**Task directions:** Read the data that follows. Then repeat it exactly.

....

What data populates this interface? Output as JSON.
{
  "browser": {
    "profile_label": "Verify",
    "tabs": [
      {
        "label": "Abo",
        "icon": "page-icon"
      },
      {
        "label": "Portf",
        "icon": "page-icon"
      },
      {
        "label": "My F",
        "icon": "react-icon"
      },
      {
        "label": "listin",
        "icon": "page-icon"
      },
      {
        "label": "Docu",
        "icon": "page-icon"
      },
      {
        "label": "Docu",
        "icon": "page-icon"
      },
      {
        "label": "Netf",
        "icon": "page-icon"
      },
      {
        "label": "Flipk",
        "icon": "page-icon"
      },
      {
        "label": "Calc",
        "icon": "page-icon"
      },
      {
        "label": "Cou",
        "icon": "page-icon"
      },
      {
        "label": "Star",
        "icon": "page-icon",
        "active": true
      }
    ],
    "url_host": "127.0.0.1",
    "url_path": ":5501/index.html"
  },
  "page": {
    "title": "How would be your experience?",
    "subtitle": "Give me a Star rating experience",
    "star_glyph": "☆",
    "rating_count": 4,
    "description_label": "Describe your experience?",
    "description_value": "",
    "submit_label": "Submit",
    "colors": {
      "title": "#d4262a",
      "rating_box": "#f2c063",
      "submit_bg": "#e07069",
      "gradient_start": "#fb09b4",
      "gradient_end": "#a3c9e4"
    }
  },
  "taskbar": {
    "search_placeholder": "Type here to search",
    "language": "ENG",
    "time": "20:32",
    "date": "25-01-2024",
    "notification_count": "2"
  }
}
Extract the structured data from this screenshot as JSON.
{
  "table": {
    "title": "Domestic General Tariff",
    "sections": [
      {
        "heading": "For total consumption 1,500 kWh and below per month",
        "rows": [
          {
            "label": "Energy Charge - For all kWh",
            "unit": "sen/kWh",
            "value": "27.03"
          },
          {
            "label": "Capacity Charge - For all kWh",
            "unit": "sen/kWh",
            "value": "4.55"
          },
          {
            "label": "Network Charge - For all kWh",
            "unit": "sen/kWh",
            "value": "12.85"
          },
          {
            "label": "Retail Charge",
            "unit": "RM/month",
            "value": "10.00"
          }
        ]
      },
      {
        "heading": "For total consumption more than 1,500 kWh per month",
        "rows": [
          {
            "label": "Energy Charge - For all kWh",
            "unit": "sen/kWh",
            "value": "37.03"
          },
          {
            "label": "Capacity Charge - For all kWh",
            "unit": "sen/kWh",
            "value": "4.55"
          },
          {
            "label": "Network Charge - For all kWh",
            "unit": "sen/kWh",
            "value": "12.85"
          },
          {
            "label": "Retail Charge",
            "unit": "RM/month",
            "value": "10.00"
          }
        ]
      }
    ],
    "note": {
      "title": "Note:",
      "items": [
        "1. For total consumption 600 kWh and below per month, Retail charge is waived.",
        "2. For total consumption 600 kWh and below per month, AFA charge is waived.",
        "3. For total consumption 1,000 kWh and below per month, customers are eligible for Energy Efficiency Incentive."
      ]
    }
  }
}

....

**Solution:**
What data populates this interface? Output as JSON.
{
  "browser": {
    "profile_label": "Verify",
    "tabs": [
      {
        "label": "Abo",
        "icon": "page-icon"
      },
      {
        "label": "Portf",
        "icon": "page-icon"
      },
      {
        "label": "My F",
        "icon": "react-icon"
      },
      {
        "label": "listin",
        "icon": "page-icon"
      },
      {
        "label": "Docu",
        "icon": "page-icon"
      },
      {
        "label": "Docu",
        "icon": "page-icon"
      },
      {
        "label": "Netf",
        "icon": "page-icon"
      },
      {
        "label": "Flipk",
        "icon": "page-icon"
      },
      {
        "label": "Calc",
        "icon": "page-icon"
      },
      {
        "label": "Cou",
        "icon": "page-icon"
      },
      {
        "label": "Star",
        "icon": "page-icon",
        "active": true
      }
    ],
    "url_host": "127.0.0.1",
    "url_path": ":5501/index.html"
  },
  "page": {
    "title": "How would be your experience?",
    "subtitle": "Give me a Star rating experience",
    "star_glyph": "☆",
    "rating_count": 4,
    "description_label": "Describe your experience?",
    "description_value": "",
    "submit_label": "Submit",
    "colors": {
      "title": "#d4262a",
      "rating_box": "#f2c063",
      "submit_bg": "#e07069",
      "gradient_start": "#fb09b4",
      "gradient_end": "#a3c9e4"
    }
  },
  "taskbar": {
    "search_placeholder": "Type here to search",
    "language": "ENG",
    "time": "20:32",
    "date": "25-01-2024",
    "notification_count": "2"
  }
}
Extract the structured data from this screenshot as JSON.
{
  "table": {
    "title": "Domestic General Tariff",
    "sections": [
      {
        "heading": "For total consumption 1,500 kWh and below per month",
        "rows": [
          {
            "label": "Energy Charge - For all kWh",
            "unit": "sen/kWh",
            "value": "27.03"
          },
          {
            "label": "Capacity Charge - For all kWh",
            "unit": "sen/kWh",
            "value": "4.55"
          },
          {
            "label": "Network Charge - For all kWh",
            "unit": "sen/kWh",
            "value": "12.85"
          },
          {
            "label": "Retail Charge",
            "unit": "RM/month",
            "value": "10.00"
          }
        ]
      },
      {
        "heading": "For total consumption more than 1,500 kWh per month",
        "rows": [
          {
            "label": "Energy Charge - For all kWh",
            "unit": "sen/kWh",
            "value": "37.03"
          },
          {
            "label": "Capacity Charge - For all kWh",
            "unit": "sen/kWh",
            "value": "4.55"
          },
          {
            "label": "Network Charge - For all kWh",
            "unit": "sen/kWh",
            "value": "12.85"
          },
          {
            "label": "Retail Charge",
            "unit": "RM/month",
            "value": "10.00"
          }
        ]
      }
    ],
    "note": {
      "title": "Note:",
      "items": [
        "1. For total consumption 600 kWh and below per month, Retail charge is waived.",
        "2. For total consumption 600 kWh and below per month, AFA charge is waived.",
        "3. For total consumption 1,000 kWh and below per month, customers are eligible for Energy Efficiency Incentive."
      ]
    }
  }
}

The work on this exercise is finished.